Charleville-Ballyhea protesters prepare for 100th weekly rally over bank debt
IRISH LIVES:While some feel the campaign has failed, others say it’s a long war but they will win
A line of cars is backed up through the main street in Charleville with bored drivers leaning against the windows to see what is holding things up. Those not from around here may think that since it’s a Sunday morning, mass-goers parking at the church at the end of the town are causing the delay. But for those from the Cork town and the surrounding area it is a familiar scene.
The 40 or so protesters holding placards who have been marching down the main street reach the church and, with the help of organiser Diarmuid O’Flynn, they turn around to walk back to the plaza in front of the library from where they started, now holding up traffic on the other side of the road. The protest takes about 20 minutes so drivers aren’t put out that much. For the participants, just a few weeks shy of their 100th such march, it is an important ritual shared between this town and the nearby village of Ballyhea on alternate Sundays.
Back in March 2011 O’Flynn began protesting in his native Ballyhea out of frustration at the billions of euro in debt the public were expected to pay back as a result of bust banks. Armed with an A4 sheet of paper with the words “Ballyhea says no” and accompanied by 18 family, friends and fellow hurlers he began the protest in the hope that other towns in Ireland would follow suit and stand up to the debt burden. “They were talking about how Ireland had to be bailed out to stop the contagion across the euro zone. Naive as I was I thought ‘we’ll give them a taste of contagion’,” says O’Flynn (59), a sports journalist with the Irish Examiner.
The protest spread no farther than Charleville and the two towns for some months protested each Sunday and then alternated the march, since many people were attending both protests. “I’m amazed there aren’t a million people marching. We are an apathetic people,” says John Dillon, one of the participants.
Others though are resigned to the fact that the movement has failed to capture people’s imaginations but still feel the need to register their anger at the billions paid out every year in bank debt. “It’s something to do. No one’s doing anything,” says Robert Wedgebury, who has travelled up from Cork city, where he is visiting family and friends after emigrating to Edinburgh last July for work.
O’Flynn and a core group of organisers have certainly tried to get support. They have travelled to towns in neighbouring counties and have protested farther afield in Galway, Castlebar, Donegal town, Sligo, Portlaoise, Roscrea, Limerick, Dublin, Newbridge and Kildare. O’Flynn had to be hospitalised in Nenagh after trying to run to Dublin with his message. In August 2011 he went on a bread and water fast and last June along with 14 others travelled to the European Central Bank in Frankfurt to deliver a letter demanding an end to the payment of money to bondholders. He insists the movement is free from party politics and says people coming to protest with political messages are asked not to carry them.

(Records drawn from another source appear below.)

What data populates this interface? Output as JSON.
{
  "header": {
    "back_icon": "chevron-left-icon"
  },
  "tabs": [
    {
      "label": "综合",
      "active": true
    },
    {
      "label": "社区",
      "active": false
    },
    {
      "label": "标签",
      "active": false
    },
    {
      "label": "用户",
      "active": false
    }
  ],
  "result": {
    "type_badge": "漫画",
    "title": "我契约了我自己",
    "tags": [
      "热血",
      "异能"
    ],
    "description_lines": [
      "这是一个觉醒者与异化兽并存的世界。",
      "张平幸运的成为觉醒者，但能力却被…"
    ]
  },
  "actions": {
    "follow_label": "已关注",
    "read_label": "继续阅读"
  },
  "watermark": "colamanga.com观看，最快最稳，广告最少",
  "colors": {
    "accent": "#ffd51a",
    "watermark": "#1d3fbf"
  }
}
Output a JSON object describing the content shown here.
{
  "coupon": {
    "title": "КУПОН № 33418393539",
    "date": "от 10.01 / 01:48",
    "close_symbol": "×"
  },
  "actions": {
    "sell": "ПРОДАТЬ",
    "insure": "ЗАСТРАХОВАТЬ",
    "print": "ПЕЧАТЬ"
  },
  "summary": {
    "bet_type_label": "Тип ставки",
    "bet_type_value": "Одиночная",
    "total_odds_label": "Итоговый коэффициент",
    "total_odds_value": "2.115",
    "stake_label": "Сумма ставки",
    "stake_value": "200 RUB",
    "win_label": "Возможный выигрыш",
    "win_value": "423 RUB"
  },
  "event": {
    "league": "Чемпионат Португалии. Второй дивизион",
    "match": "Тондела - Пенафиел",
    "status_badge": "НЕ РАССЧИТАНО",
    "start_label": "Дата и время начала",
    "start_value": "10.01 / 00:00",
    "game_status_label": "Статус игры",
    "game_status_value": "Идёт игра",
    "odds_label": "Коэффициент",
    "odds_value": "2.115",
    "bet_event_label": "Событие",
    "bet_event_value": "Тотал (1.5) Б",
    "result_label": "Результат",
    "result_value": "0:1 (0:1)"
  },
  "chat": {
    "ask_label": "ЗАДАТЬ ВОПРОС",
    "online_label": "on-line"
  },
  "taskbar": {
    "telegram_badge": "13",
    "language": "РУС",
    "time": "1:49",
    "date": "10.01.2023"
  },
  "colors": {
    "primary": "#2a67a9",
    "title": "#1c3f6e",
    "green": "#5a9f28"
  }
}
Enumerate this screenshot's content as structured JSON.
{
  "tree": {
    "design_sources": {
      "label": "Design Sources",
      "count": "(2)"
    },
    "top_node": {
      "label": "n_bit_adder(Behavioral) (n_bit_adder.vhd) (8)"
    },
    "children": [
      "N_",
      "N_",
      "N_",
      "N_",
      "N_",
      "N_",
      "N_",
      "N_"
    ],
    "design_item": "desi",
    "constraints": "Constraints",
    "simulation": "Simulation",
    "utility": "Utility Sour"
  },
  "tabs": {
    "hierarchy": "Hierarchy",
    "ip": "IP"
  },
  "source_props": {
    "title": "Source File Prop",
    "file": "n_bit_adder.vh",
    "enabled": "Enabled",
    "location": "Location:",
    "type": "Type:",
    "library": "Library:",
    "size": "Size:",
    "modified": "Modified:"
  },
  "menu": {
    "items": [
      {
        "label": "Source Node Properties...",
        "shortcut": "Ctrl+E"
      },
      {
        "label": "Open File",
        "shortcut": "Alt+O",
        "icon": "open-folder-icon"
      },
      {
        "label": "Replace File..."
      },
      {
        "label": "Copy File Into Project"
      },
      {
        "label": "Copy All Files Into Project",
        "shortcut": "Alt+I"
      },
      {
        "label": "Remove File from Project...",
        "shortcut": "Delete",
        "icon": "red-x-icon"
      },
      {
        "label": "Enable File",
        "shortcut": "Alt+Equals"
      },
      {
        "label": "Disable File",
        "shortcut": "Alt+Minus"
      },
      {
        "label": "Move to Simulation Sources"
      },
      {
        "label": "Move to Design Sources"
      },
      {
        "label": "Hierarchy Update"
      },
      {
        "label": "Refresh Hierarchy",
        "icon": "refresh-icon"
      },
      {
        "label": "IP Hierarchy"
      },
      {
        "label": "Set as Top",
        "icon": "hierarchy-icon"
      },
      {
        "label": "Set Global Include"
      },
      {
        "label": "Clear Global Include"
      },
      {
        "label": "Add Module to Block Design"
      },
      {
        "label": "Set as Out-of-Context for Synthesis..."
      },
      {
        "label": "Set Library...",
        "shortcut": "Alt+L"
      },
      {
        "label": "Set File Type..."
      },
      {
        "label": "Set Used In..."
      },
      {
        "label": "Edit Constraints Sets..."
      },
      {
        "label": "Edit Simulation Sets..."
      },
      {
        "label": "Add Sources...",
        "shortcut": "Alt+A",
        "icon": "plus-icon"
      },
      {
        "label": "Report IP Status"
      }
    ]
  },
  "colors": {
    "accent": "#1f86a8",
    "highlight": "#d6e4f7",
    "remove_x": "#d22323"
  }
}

But support has remained thin on the ground. “Most people think it’s a waste of time but still they admire them,” says Eamon, a Charleville businessman who declined to give his second name.
The town itself is showing few signs of suffering in the recession, which could be a factor in keeping people from joining the protest. Business has been better than expected, says Michael Moran who owns a high-end fashion shop along the main street. “There is still a lot of employment in the town with Kerry Group and two or three other factories,” he says.
O’Flynn gives an impromptu speech to marchers when they return to the plaza in Charleville, telling them “there is no question of disappointment” in their campaign. Along with a marking of the 100th march on January 27th the group is planning to travel to Brussels with their message in February and mark the €3.1 billion payment of the promissory note to the ECB on March 29th. “This is a long, long war and it’s not going to be easily won but we will win it,” he tells the group.
Fiona FitzPatrick, a teacher and an organiser, believes this. “People are starting to see that all the cuts from the budget they are facing are linked to this debt. People are suddenly asking ‘why are we being hit?’” she says. Even if the nation doesn’t rise up she says she will continue the protest. The debt legacy Ireland is leaving its young people compels her to march every Sunday. “I will always be able to look into my children’s eyes and know I tried to change things,” she says.